--- Your goal ---
Pull every line from the records that has the word "Library" in it.

※

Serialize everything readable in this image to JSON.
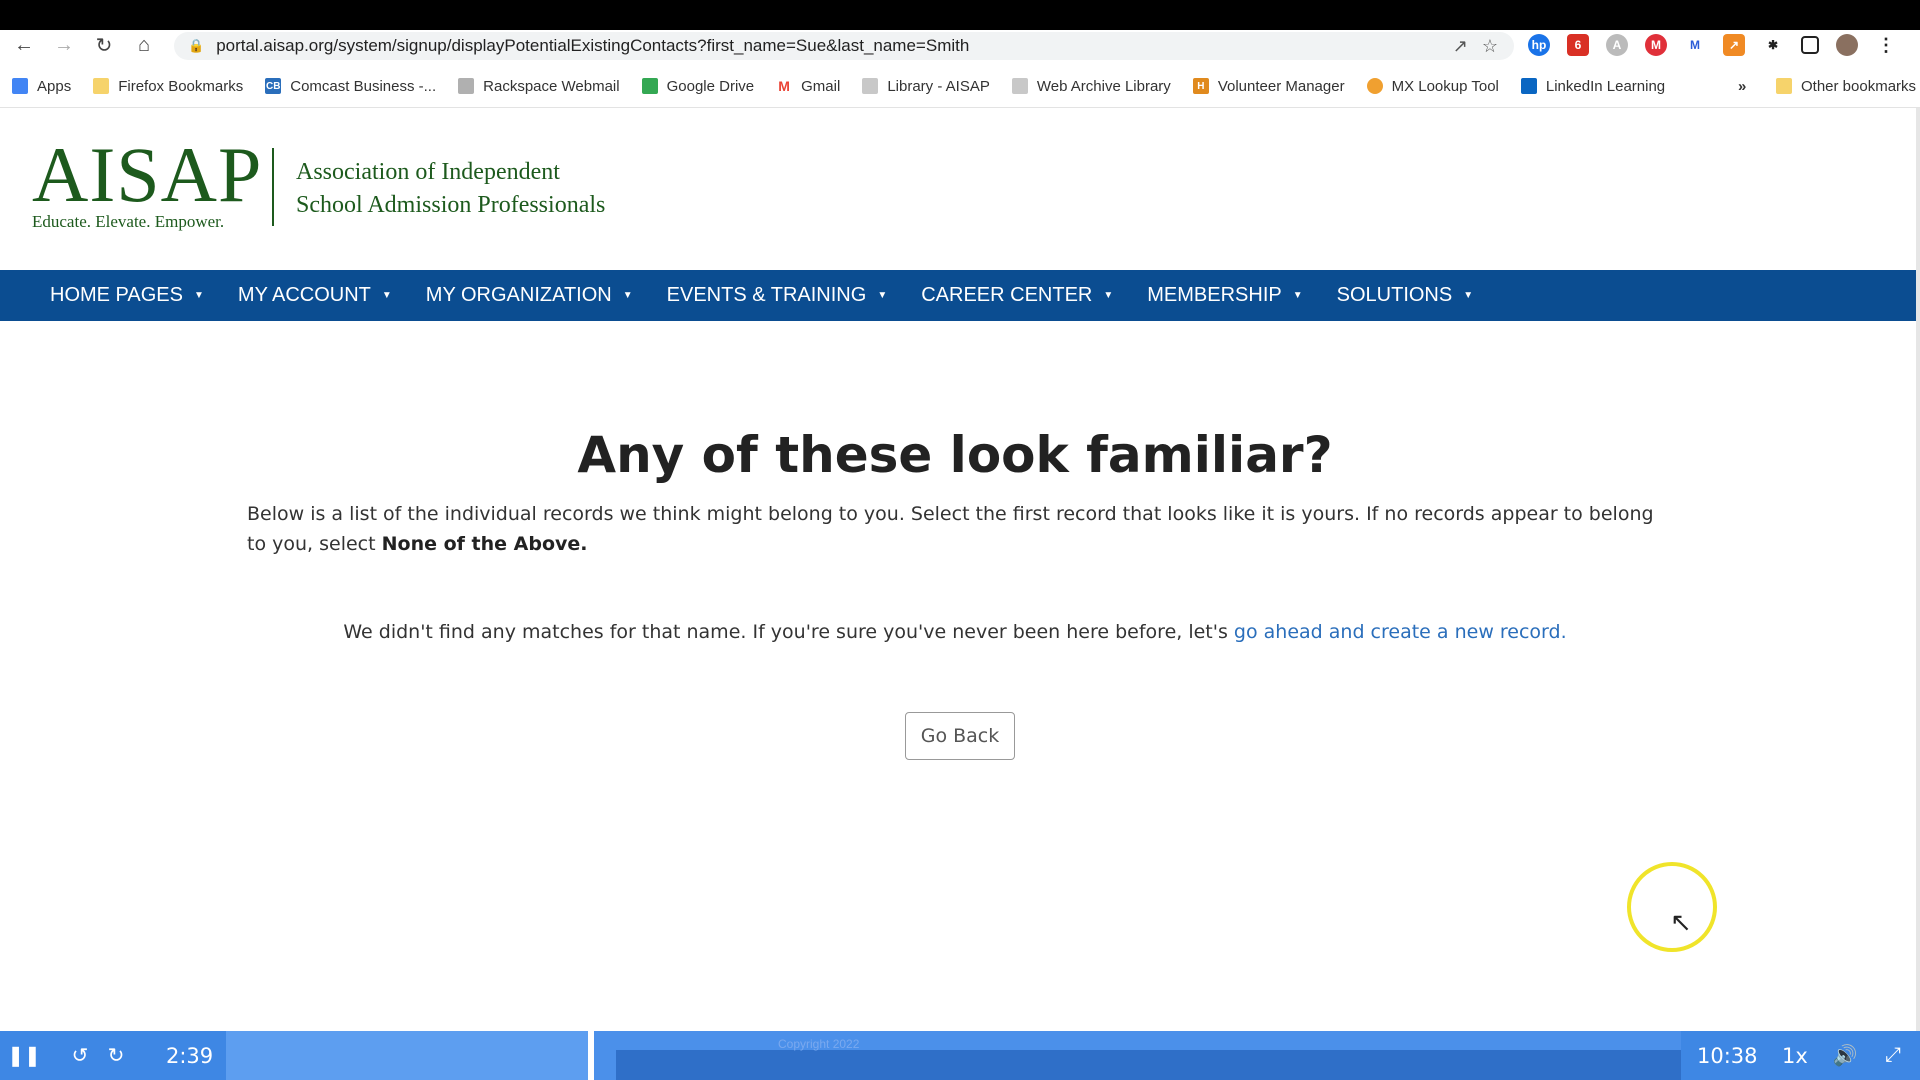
{
  "browser": {
    "url": "portal.aisap.org/system/signup/displayPotentialExistingContacts?first_name=Sue&last_name=Smith",
    "bookmarks": [
      {
        "label": "Apps",
        "color": "#4285f4"
      },
      {
        "label": "Firefox Bookmarks",
        "color": "#f6d36b"
      },
      {
        "label": "Comcast Business -...",
        "color": "#2a6ebb"
      },
      {
        "label": "Rackspace Webmail",
        "color": "#b0b0b0"
      },
      {
        "label": "Google Drive",
        "color": "#34a853"
      },
      {
        "label": "Gmail",
        "color": "#ea4335"
      },
      {
        "label": "Library - AISAP",
        "color": "#c8c8c8"
      },
      {
        "label": "Web Archive Library",
        "color": "#c8c8c8"
      },
      {
        "label": "Volunteer Manager",
        "color": "#e08a1e"
      },
      {
        "label": "MX Lookup Tool",
        "color": "#f0a030"
      },
      {
        "label": "LinkedIn Learning",
        "color": "#0a66c2"
      }
    ],
    "bookmarks_more": "»",
    "other_bookmarks": "Other bookmarks"
  },
  "header": {
    "logo_word": "AISAP",
    "logo_tagline": "Educate. Elevate. Empower.",
    "org_line1": "Association of Independent",
    "org_line2": "School Admission Professionals",
    "brand_color": "#1d5a1d"
  },
  "nav": {
    "items": [
      {
        "label": "HOME PAGES"
      },
      {
        "label": "MY ACCOUNT"
      },
      {
        "label": "MY ORGANIZATION"
      },
      {
        "label": "EVENTS & TRAINING"
      },
      {
        "label": "CAREER CENTER"
      },
      {
        "label": "MEMBERSHIP"
      },
      {
        "label": "SOLUTIONS"
      }
    ],
    "bar_color": "#0b4d91"
  },
  "main": {
    "heading": "Any of these look familiar?",
    "intro_text": "Below is a list of the individual records we think might belong to you. Select the first record that looks like it is yours. If no records appear to belong to you, select ",
    "intro_bold": "None of the Above.",
    "nomatch_text": "We didn't find any matches for that name. If you're sure you've never been here before, let's ",
    "nomatch_link": "go ahead and create a new record.",
    "go_back_label": "Go Back"
  },
  "player": {
    "current_time": "2:39",
    "total_time": "10:38",
    "speed": "1x",
    "progress_fraction": 0.249,
    "footer_text": "Copyright 2022"
  }
}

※

--- Written response ---
        "label": "Library - AISAP",
        "label": "Web Archive Library",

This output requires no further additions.